In a world still characterized by four-digit telephone numbers, 78 rpm records, and vacuum tubes that had to be carried to the hardware store for testing when the radio or television wouldn’t work, my first camera fit right in.
A Christmas gift, it was a simple Kodak Brownie — perhaps the Brownie Holiday, but more probably the slightly newer Model 127. Of course it required film, carefully loaded into the camera one precious roll at a time. There were knobs to turn, holes to match with tiny, mechanical teeth, and a certain amount of ruined film that went along with the learning process, since childish excitement often meant forgetting the first rule listed in the Brownie 127 instruction manual: “Take the camera into the shade.” Continue reading
Boudreaux’s been much on my mind of late.
In 2012, not long after I’d written a thing or two about chickens in art and literature, he emailed a suggestion: “Cher, you want the complete chicken experience, come to Cajun country for a real Mardi Gras. They dance for chickens over here.”
As proof, he sent along Pat Mire’s documentary, Dance for a Chicken. After watching the hour-long film with a certain degree of astonishment, I tucked the link into my bookmarks and resolved to make my own run to the Louisiana prairie to witness the celebrations.
A year later, and the year after that, I remembered Boudreaux’s email only after it was too late to make plans. Each year, I watched the film again and thought,”Next year.”
This year, I remembered, and made some inquiries. After a few phone calls, a conversation or two, and a text, I had the name and address of a Church Point family willing to host a visitor from Texas. I called a friend who lives in Louisiana’s bayou country and said, “Pack your bags. We’ve got chickens waiting.” Continue reading
I hadn’t penciled in much time during this past week for chickenology, but when artist and blogger Gary Myers posted this Portrait of Henri Groulx and a Rooster on his site, my schedule changed.
Myers found the photograph at an ecletic, almost indescribable photography site called Luminous Lint. Taken at a Parisian photo studio around 1920, the portrait is at once humorous, arresting and puzzling.

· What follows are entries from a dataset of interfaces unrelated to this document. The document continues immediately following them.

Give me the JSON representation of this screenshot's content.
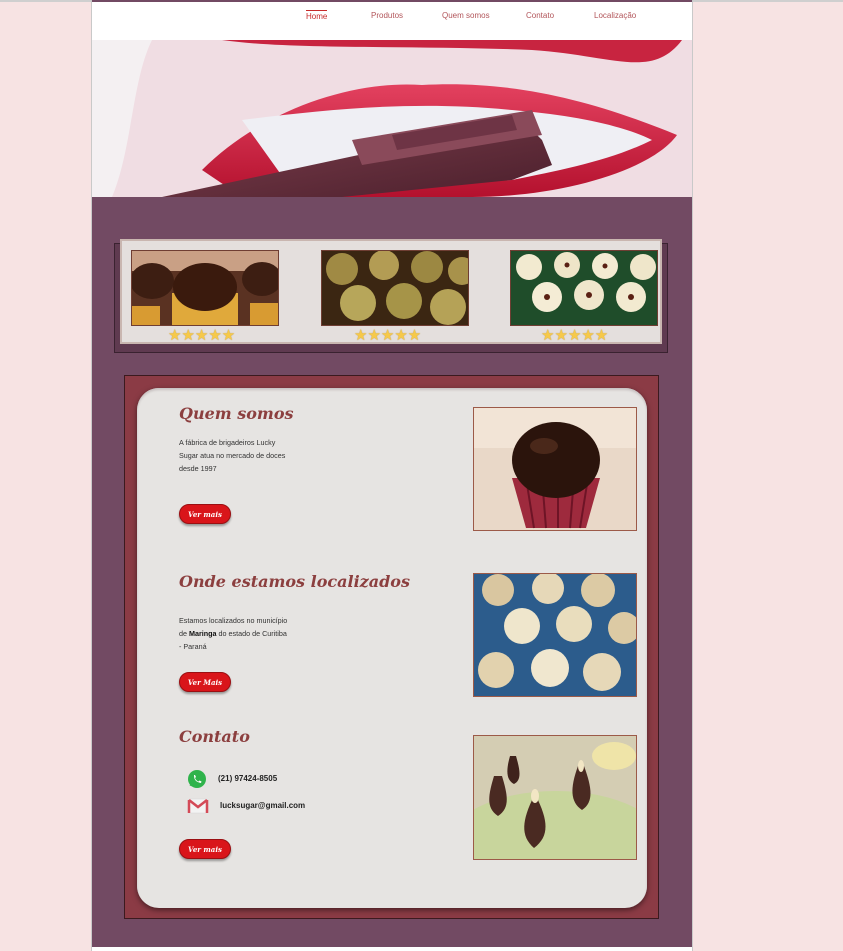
{
  "nav": {
    "items": [
      {
        "label": "Home",
        "active": true
      },
      {
        "label": "Produtos",
        "active": false
      },
      {
        "label": "Quem somos",
        "active": false
      },
      {
        "label": "Contato",
        "active": false
      },
      {
        "label": "Localização",
        "active": false
      }
    ]
  },
  "hero": {
    "image": "lips-biting-chocolate-bar"
  },
  "gallery": {
    "items": [
      {
        "image": "brigadeiro-chocolate-sprinkles",
        "stars": "★★★★★"
      },
      {
        "image": "brigadeiro-pistachio-crusted",
        "stars": "★★★★★"
      },
      {
        "image": "beijinho-white-candies-green-cups",
        "stars": "★★★★★"
      }
    ]
  },
  "sections": {
    "about": {
      "title": "Quem somos",
      "text": "A fábrica de brigadeiros Lucky Sugar atua no mercado de doces desde 1997",
      "button": "Ver mais",
      "image": "brigadeiro-red-cup"
    },
    "location": {
      "title": "Onde estamos localizados",
      "text_before": "Estamos localizados no município de ",
      "text_bold": "Maringa",
      "text_after": " do estado de Curitiba - Paraná",
      "button": "Ver Mais",
      "image": "white-truffles-blue-tray"
    },
    "contact": {
      "title": "Contato",
      "phone": "(21) 97424-8505",
      "email": "lucksugar@gmail.com",
      "button": "Ver mais",
      "image": "chocolate-pear-sweets",
      "phone_icon": "whatsapp-icon",
      "email_icon": "gmail-icon"
    }
  },
  "colors": {
    "page_bg": "#f7e3e3",
    "content_bg": "#724a63",
    "accent_red": "#d9151a",
    "title_color": "#8c3f3f"
  }
}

As Gary says, “In these all so politically correct times, it’s kind of refreshing to see this French kid with his cigarette dangling. That world-weary look on his face and the confidence of his stance as he sits with legs crossed say that he’s six years old and he’s seen it all.”

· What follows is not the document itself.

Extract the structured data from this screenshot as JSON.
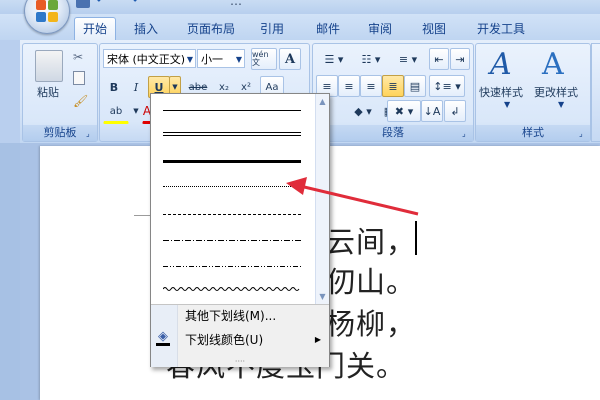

Entranced though I was by Henri Groulx and his rooster, the image brought to mind another chicken-loving child – Miss MaryFlannery O’Connor. Born in Savannah, Georgia in 1925, Flannery eventually gained fame as a writer. But at the age of five (or six, depending on the source you choose) she taught a chicken to walk backward and achieved a different sort of fame. Word spread, and it wasn’t long before the Pathé Newsreel Service was on her doorstep, eager to record the feat for the admiration of the world. Continue reading
Once upon a time, in a world fast receding but still visible in the rear-view mirror, digital cameras and telephones were two devices rather than one. In even earlier decades, people who now seem dimmer than photographs poorly exposed or faded by time used cameras that weren’t digital at all. They required something called film that had to be loaded into the camera one precious roll at a time. There were knobs to turn, holes to match with tiny, mechanical teeth and viewfinders that required the presence of a human eye. To say the least, using an old-fashioned camera was very much a hands-on experience, demanding time and effort. Continue reading
I’m rarely sentimental about towns I’ve never visited, but Benton Harbor, Michigan is an exception.
Benton Harbor was named after five-term Missouri Senator Thomas Hart Benton, who earned the honor by helping Michigan achieve statehood. His grand-nephew, also named Thomas Hart Benton, is one of my favorite American painters and muralists. The younger and more artistic Benton was the son of Maecenus Benton, who served in Congress himself after a stint as prosecuting attorney for Newton County, Missouri.
It’s at this point in the Benton/Benton Harbor history that my sentimental twinges begin. Maecenus Benton lawyered in Newton County, Missouri, while I was born in Newton, Iowa. My little Newton happened to be home to the Maytag Company, my father’s employer for decades. In 2006, Maytag was sold to the Whirlpool Corporation, whose administrative headquarters still are located in Benton Harbor, Michigan.
In one more lovely, serendipitous complication, Benton Harbor is located along the eastern edge of Lake Michigan on the Paw Paw River. When I lived in Liberia, my whorled tabby cat was named Paw Paw because she loved to knead sofas, pillows, people and other animals with her paws, just as if she were kneading bread. Continue reading